Element data from apps and pages
== Segment start ==

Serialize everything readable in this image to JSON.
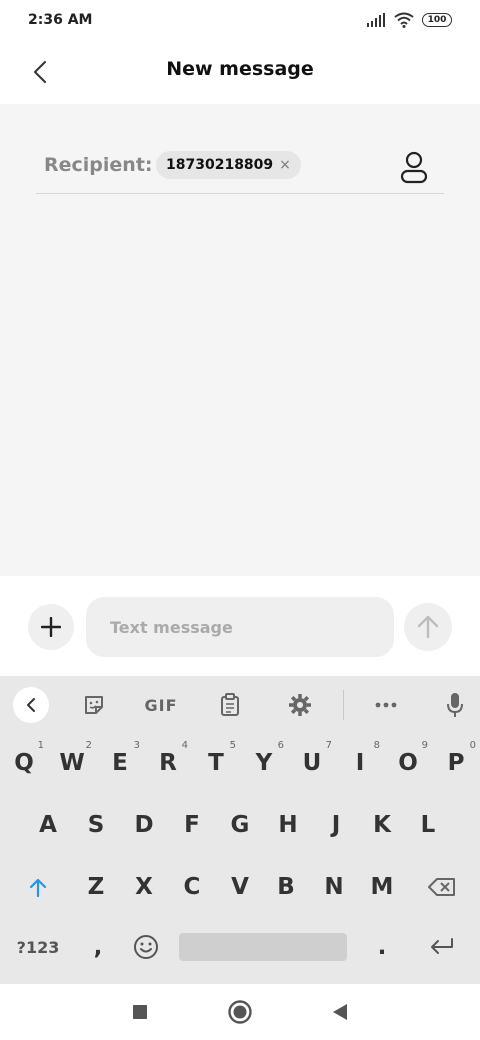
{
  "status_bar": {
    "time": "2:36 AM",
    "battery": "100"
  },
  "header": {
    "title": "New message"
  },
  "recipient": {
    "label": "Recipient:",
    "chip_value": "18730218809",
    "chip_close": "×"
  },
  "compose": {
    "placeholder": "Text message"
  },
  "keyboard": {
    "toolbar": {
      "gif": "GIF"
    },
    "row1": [
      {
        "label": "Q",
        "hint": "1"
      },
      {
        "label": "W",
        "hint": "2"
      },
      {
        "label": "E",
        "hint": "3"
      },
      {
        "label": "R",
        "hint": "4"
      },
      {
        "label": "T",
        "hint": "5"
      },
      {
        "label": "Y",
        "hint": "6"
      },
      {
        "label": "U",
        "hint": "7"
      },
      {
        "label": "I",
        "hint": "8"
      },
      {
        "label": "O",
        "hint": "9"
      },
      {
        "label": "P",
        "hint": "0"
      }
    ],
    "row2": [
      "A",
      "S",
      "D",
      "F",
      "G",
      "H",
      "J",
      "K",
      "L"
    ],
    "row3": [
      "Z",
      "X",
      "C",
      "V",
      "B",
      "N",
      "M"
    ],
    "row4": {
      "symbols": "?123",
      "comma": ",",
      "period": "."
    }
  },
  "colors": {
    "accent": "#2196F3",
    "content_bg": "#f5f5f5",
    "keyboard_bg": "#e8e8e8"
  }
}
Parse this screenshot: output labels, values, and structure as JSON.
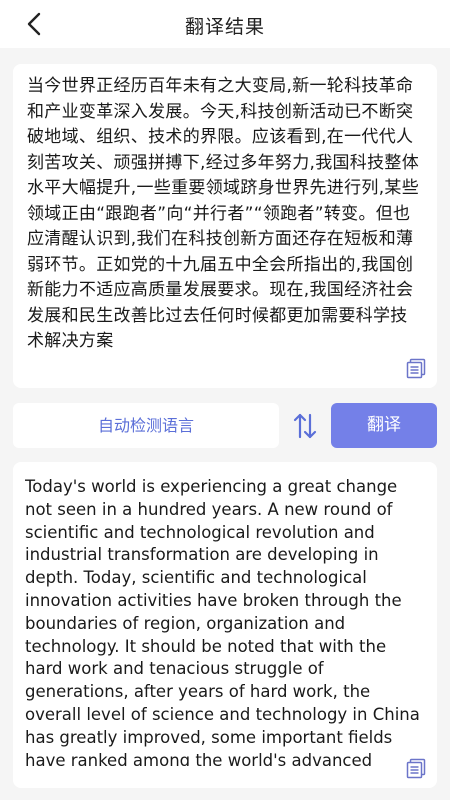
{
  "header": {
    "title": "翻译结果",
    "back_icon": "chevron-left-icon"
  },
  "source": {
    "text": "当今世界正经历百年未有之大变局,新一轮科技革命和产业变革深入发展。今天,科技创新活动已不断突破地域、组织、技术的界限。应该看到,在一代代人刻苦攻关、顽强拼搏下,经过多年努力,我国科技整体水平大幅提升,一些重要领域跻身世界先进行列,某些领域正由“跟跑者”向“并行者”“领跑者”转变。但也应清醒认识到,我们在科技创新方面还存在短板和薄弱环节。正如党的十九届五中全会所指出的,我国创新能力不适应高质量发展要求。现在,我国经济社会发展和民生改善比过去任何时候都更加需要科学技术解决方案",
    "copy_icon": "copy-icon"
  },
  "controls": {
    "language_label": "自动检测语言",
    "swap_icon": "swap-arrows-icon",
    "translate_label": "翻译"
  },
  "target": {
    "text": "Today's world is experiencing a great change not seen in a hundred years. A new round of scientific and technological revolution and industrial transformation are developing in depth. Today, scientific and technological innovation activities have broken through the boundaries of region, organization and technology. It should be noted that with the hard work and tenacious struggle of generations, after years of hard work, the overall level of science and technology in China has greatly improved, some important fields have ranked among the world's advanced ranks, and some fields are changing",
    "copy_icon": "copy-icon"
  },
  "colors": {
    "accent": "#7480e8",
    "accent_text": "#5b6fd8",
    "background": "#f5f5f5",
    "card": "#ffffff"
  }
}
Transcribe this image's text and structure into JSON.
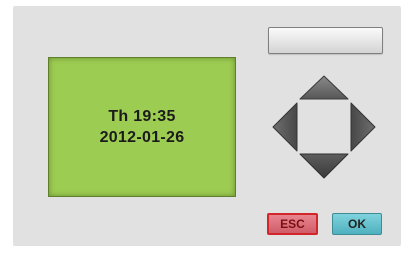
{
  "display": {
    "line1": "Th 19:35",
    "line2": "2012-01-26",
    "background_color": "#9dcc52"
  },
  "keys": {
    "esc_label": "ESC",
    "ok_label": "OK",
    "esc_color": "#d2262a",
    "ok_color": "#4fb1bf"
  },
  "icons": {
    "up": "arrow-up-icon",
    "down": "arrow-down-icon",
    "left": "arrow-left-icon",
    "right": "arrow-right-icon"
  }
}
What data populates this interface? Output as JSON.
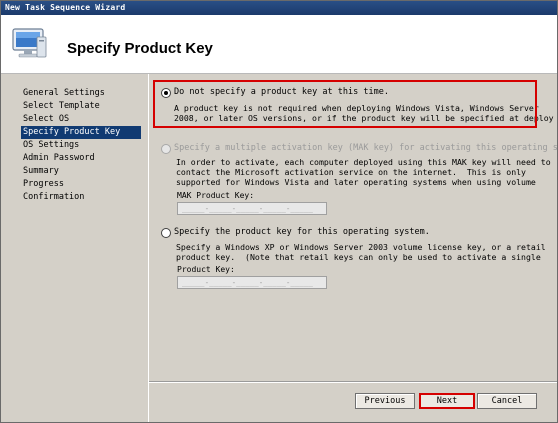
{
  "window": {
    "title": "New Task Sequence Wizard"
  },
  "header": {
    "title": "Specify Product Key",
    "icon": "computer-icon"
  },
  "nav": {
    "items": [
      {
        "label": "General Settings",
        "active": false
      },
      {
        "label": "Select Template",
        "active": false
      },
      {
        "label": "Select OS",
        "active": false
      },
      {
        "label": "Specify Product Key",
        "active": true
      },
      {
        "label": "OS Settings",
        "active": false
      },
      {
        "label": "Admin Password",
        "active": false
      },
      {
        "label": "Summary",
        "active": false
      },
      {
        "label": "Progress",
        "active": false
      },
      {
        "label": "Confirmation",
        "active": false
      }
    ]
  },
  "options": {
    "none": {
      "label": "Do not specify a product key at this time.",
      "desc": "A product key is not required when deploying Windows Vista, Windows Server\n2008, or later OS versions, or if the product key will be specified at deploy",
      "selected": true
    },
    "mak": {
      "label": "Specify a multiple activation key (MAK key) for activating this operating system",
      "desc": "In order to activate, each computer deployed using this MAK key will need to\ncontact the Microsoft activation service on the internet.  This is only\nsupported for Windows Vista and later operating systems when using volume",
      "field_label": "MAK Product Key:",
      "field_value": "_____-_____-_____-_____-_____",
      "enabled": false
    },
    "product": {
      "label": "Specify the product key for this operating system.",
      "desc": "Specify a Windows XP or Windows Server 2003 volume license key, or a retail\nproduct key.  (Note that retail keys can only be used to activate a single",
      "field_label": "Product Key:",
      "field_value": "_____-_____-_____-_____-_____",
      "selected": false
    }
  },
  "buttons": {
    "previous": "Previous",
    "next": "Next",
    "cancel": "Cancel"
  },
  "colors": {
    "highlight": "#d50000",
    "nav_active": "#103a72",
    "panel": "#d4d0c8"
  }
}
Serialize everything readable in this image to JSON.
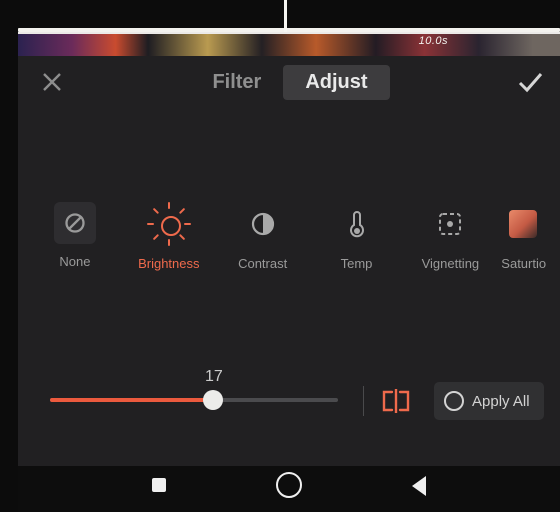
{
  "timeline": {
    "time_label": "10.0s"
  },
  "tabs": {
    "filter": "Filter",
    "adjust": "Adjust",
    "active": "adjust"
  },
  "adjustments": {
    "items": [
      {
        "key": "none",
        "label": "None"
      },
      {
        "key": "brightness",
        "label": "Brightness"
      },
      {
        "key": "contrast",
        "label": "Contrast"
      },
      {
        "key": "temp",
        "label": "Temp"
      },
      {
        "key": "vignetting",
        "label": "Vignetting"
      },
      {
        "key": "saturation",
        "label": "Saturtio"
      }
    ],
    "selected": "brightness"
  },
  "slider": {
    "value": 17,
    "min": 0,
    "max": 100
  },
  "apply_all_label": "Apply All"
}
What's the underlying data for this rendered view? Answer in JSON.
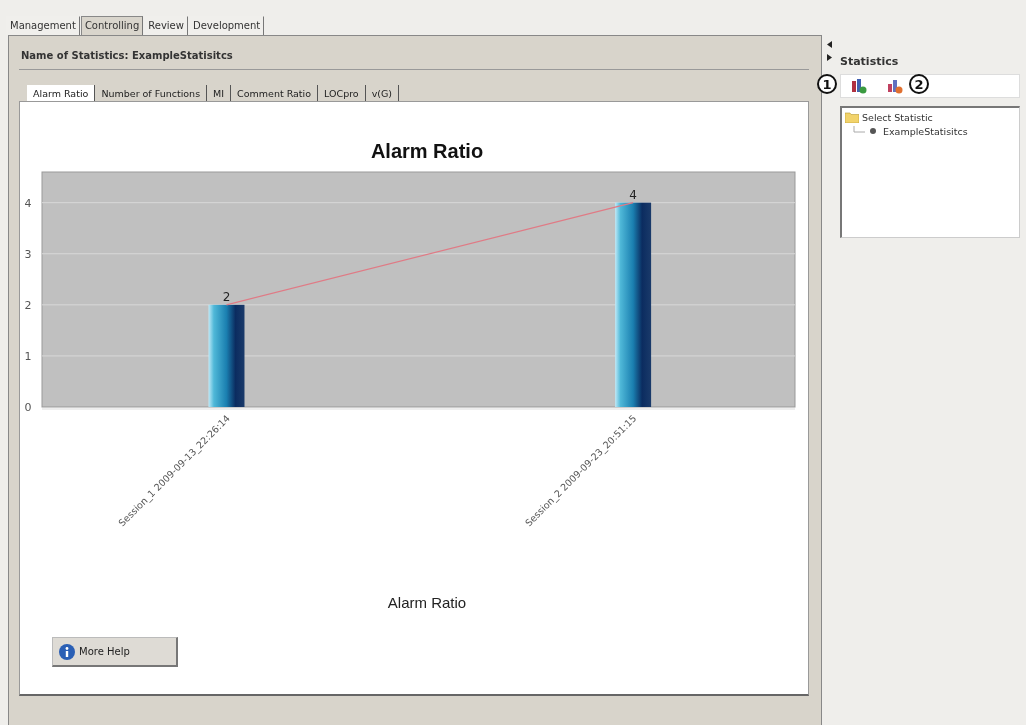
{
  "top_tabs": [
    {
      "label": "Management",
      "selected": false
    },
    {
      "label": "Controlling",
      "selected": true
    },
    {
      "label": "Review",
      "selected": false
    },
    {
      "label": "Development",
      "selected": false
    }
  ],
  "header": "Name of Statistics: ExampleStatisitcs",
  "chart_tabs": [
    {
      "label": "Alarm Ratio",
      "selected": true
    },
    {
      "label": "Number of Functions",
      "selected": false
    },
    {
      "label": "MI",
      "selected": false
    },
    {
      "label": "Comment Ratio",
      "selected": false
    },
    {
      "label": "LOCpro",
      "selected": false
    },
    {
      "label": "v(G)",
      "selected": false
    }
  ],
  "chart_data": {
    "type": "bar",
    "title": "Alarm Ratio",
    "xlabel": "Alarm Ratio",
    "categories": [
      "Session_1 2009-09-13_22:26:14",
      "Session_2 2009-09-23_20:51:15"
    ],
    "values": [
      2,
      4
    ],
    "ylim": [
      0,
      4.6
    ],
    "yticks": [
      0,
      1,
      2,
      3,
      4
    ],
    "data_labels": true,
    "grid": true
  },
  "help_button": "More Help",
  "side_panel": {
    "title": "Statistics",
    "callouts": [
      "1",
      "2"
    ],
    "tree": {
      "label": "Select Statistic",
      "expanded": true,
      "children": [
        {
          "label": "ExampleStatisitcs"
        }
      ]
    }
  }
}
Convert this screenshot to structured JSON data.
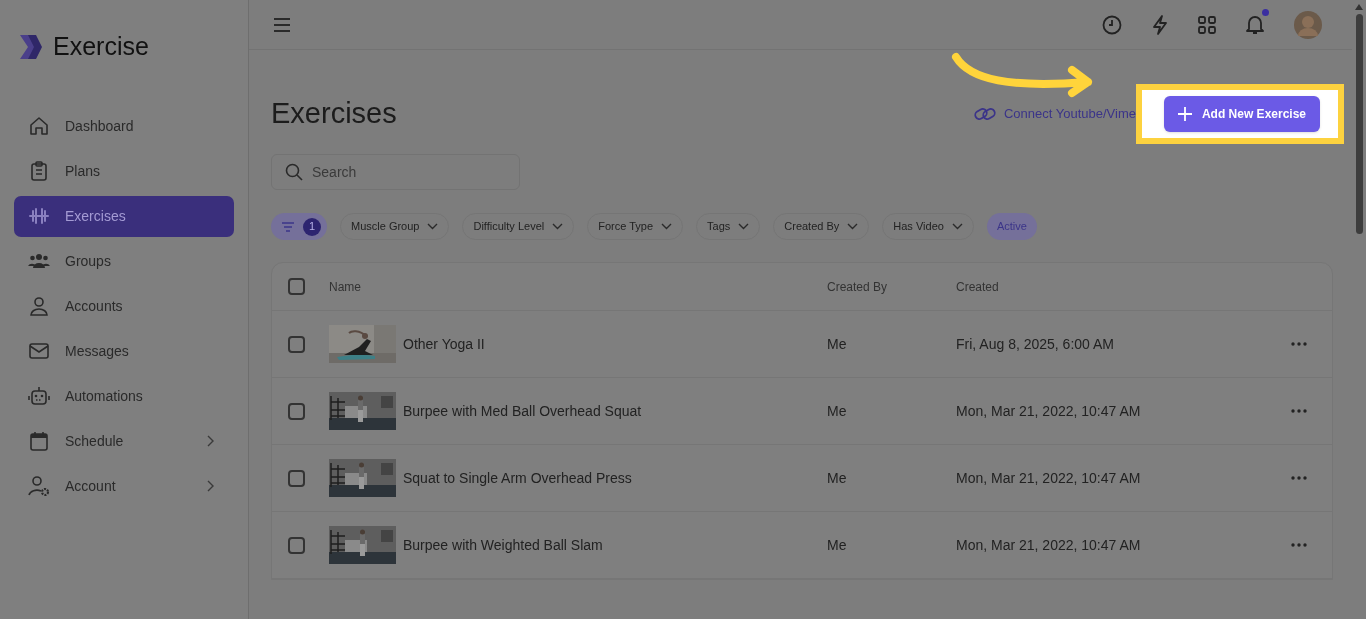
{
  "brand": {
    "name": "Exercise"
  },
  "sidebar": {
    "items": [
      {
        "label": "Dashboard",
        "selected": false,
        "expandable": false
      },
      {
        "label": "Plans",
        "selected": false,
        "expandable": false
      },
      {
        "label": "Exercises",
        "selected": true,
        "expandable": false
      },
      {
        "label": "Groups",
        "selected": false,
        "expandable": false
      },
      {
        "label": "Accounts",
        "selected": false,
        "expandable": false
      },
      {
        "label": "Messages",
        "selected": false,
        "expandable": false
      },
      {
        "label": "Automations",
        "selected": false,
        "expandable": false
      },
      {
        "label": "Schedule",
        "selected": false,
        "expandable": true
      },
      {
        "label": "Account",
        "selected": false,
        "expandable": true
      }
    ]
  },
  "header": {
    "notification_dot": true
  },
  "page": {
    "title": "Exercises",
    "link": "Connect Youtube/Vime",
    "primary_button": "Add New Exercise",
    "highlighted": true
  },
  "search": {
    "placeholder": "Search"
  },
  "filter_count": "1",
  "filters": [
    {
      "label": "Muscle Group",
      "kind": "dropdown"
    },
    {
      "label": "Difficulty Level",
      "kind": "dropdown"
    },
    {
      "label": "Force Type",
      "kind": "dropdown"
    },
    {
      "label": "Tags",
      "kind": "dropdown"
    },
    {
      "label": "Created By",
      "kind": "dropdown"
    },
    {
      "label": "Has Video",
      "kind": "dropdown"
    },
    {
      "label": "Active",
      "kind": "toggle"
    }
  ],
  "table": {
    "all_checked": false,
    "columns": [
      "Name",
      "Created By",
      "Created"
    ],
    "rows": [
      {
        "name": "Other Yoga II",
        "created_by": "Me",
        "created": "Fri, Aug 8, 2025, 6:00 AM",
        "checked": false
      },
      {
        "name": "Burpee with Med Ball Overhead Squat",
        "created_by": "Me",
        "created": "Mon, Mar 21, 2022, 10:47 AM",
        "checked": false
      },
      {
        "name": "Squat to Single Arm Overhead Press",
        "created_by": "Me",
        "created": "Mon, Mar 21, 2022, 10:47 AM",
        "checked": false
      },
      {
        "name": "Burpee with Weighted Ball Slam",
        "created_by": "Me",
        "created": "Mon, Mar 21, 2022, 10:47 AM",
        "checked": false
      }
    ]
  }
}
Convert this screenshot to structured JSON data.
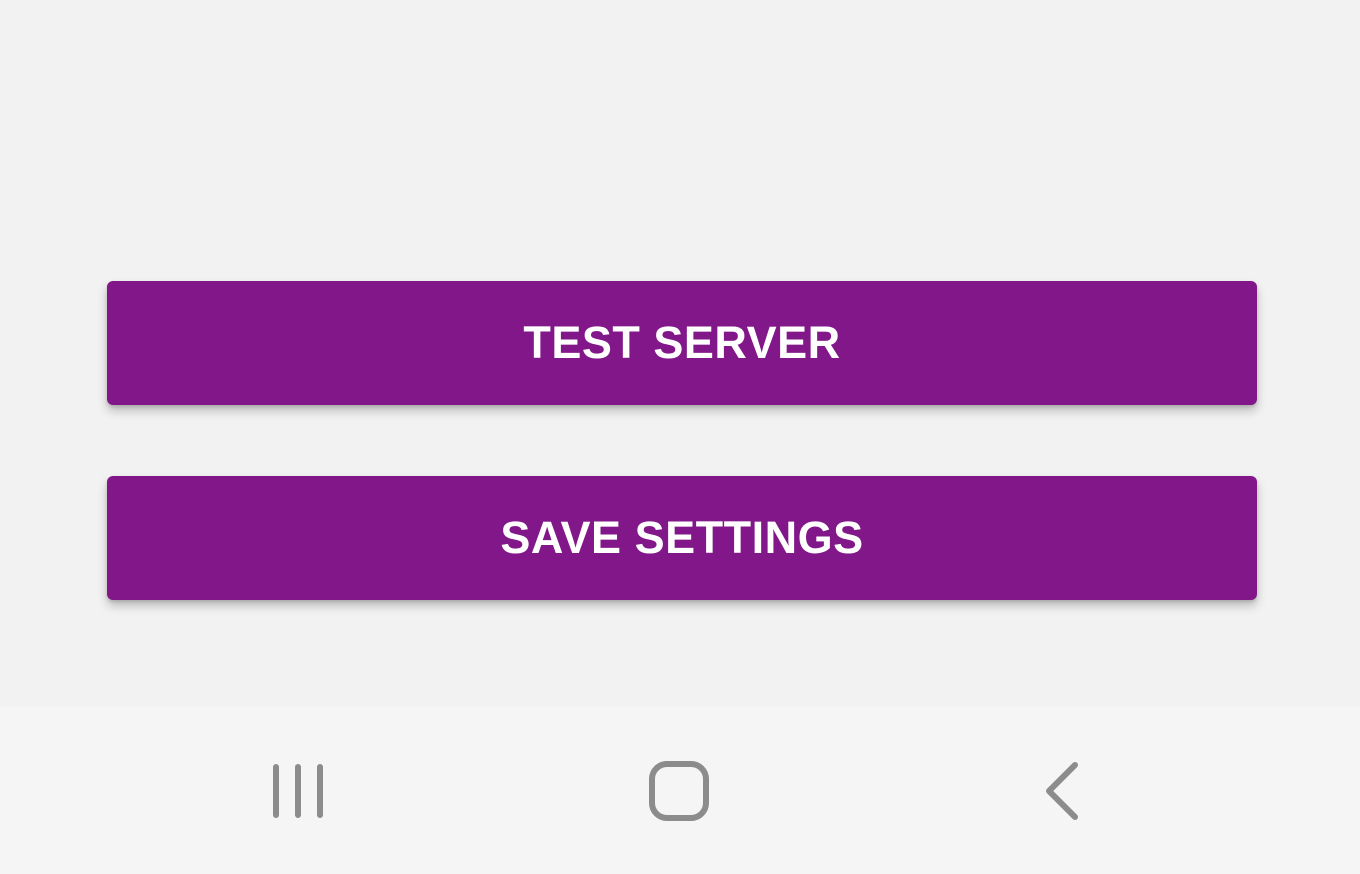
{
  "buttons": {
    "test_server": "TEST SERVER",
    "save_settings": "SAVE SETTINGS"
  },
  "colors": {
    "button_background": "#82178a",
    "button_text": "#ffffff",
    "screen_background": "#f2f2f2",
    "nav_bar_background": "#f5f5f5",
    "nav_icon": "#8c8c8c"
  },
  "navigation_bar": {
    "icons": [
      "recent-apps-icon",
      "home-icon",
      "back-icon"
    ]
  }
}
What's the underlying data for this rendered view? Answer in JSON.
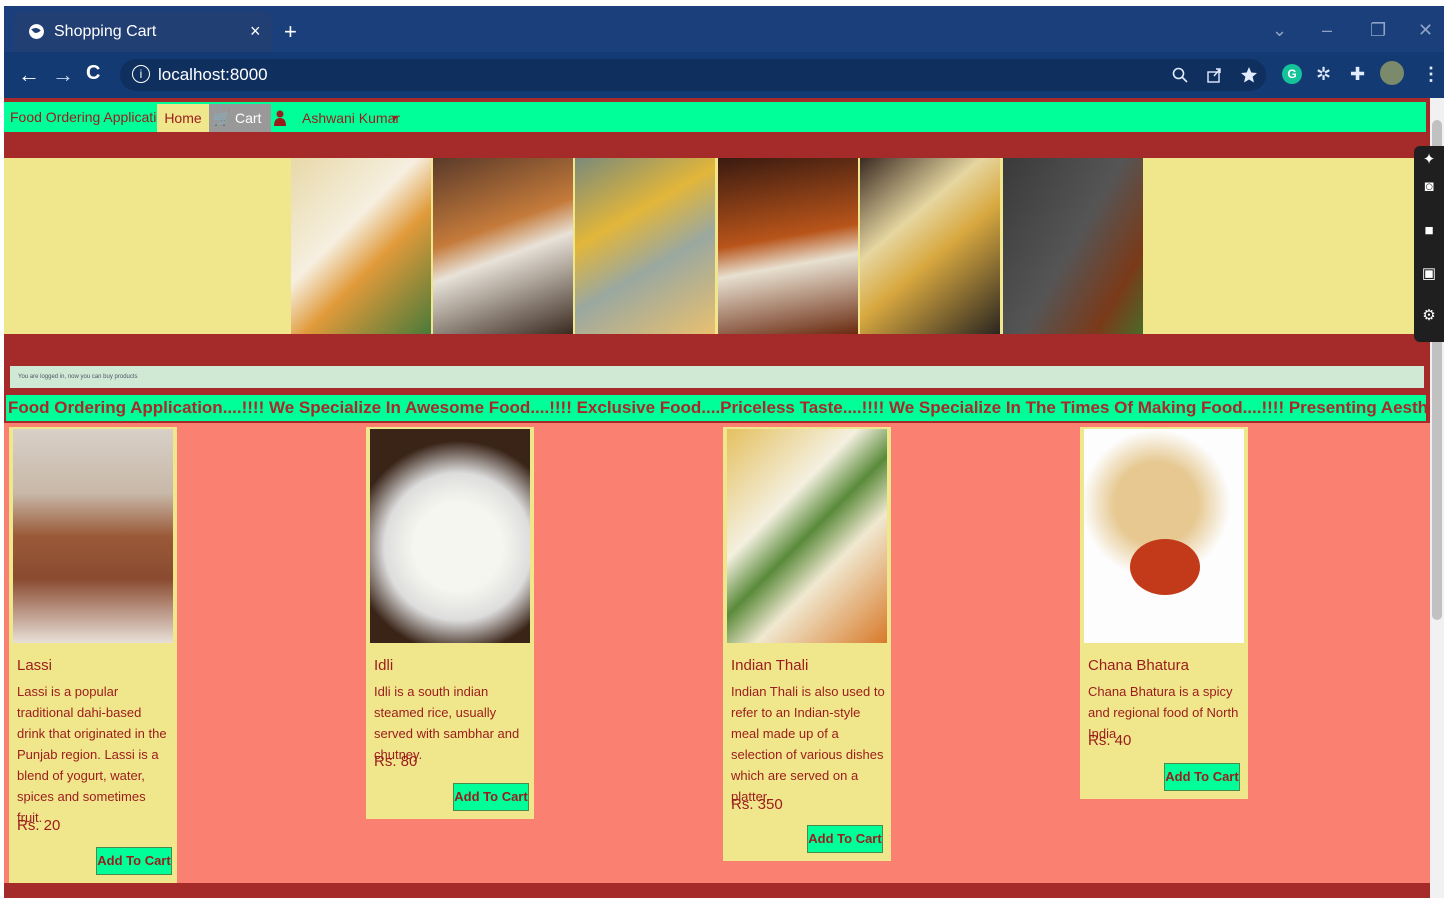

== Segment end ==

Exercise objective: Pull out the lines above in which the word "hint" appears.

Reply:
        "hint": "1"
        "hint": "2"
        "hint": "3"
        "hint": "4"
        "hint": "5"
        "hint": "6"
        "hint": "7"
        "hint": "8"
        "hint": "9"
        "hint": "0"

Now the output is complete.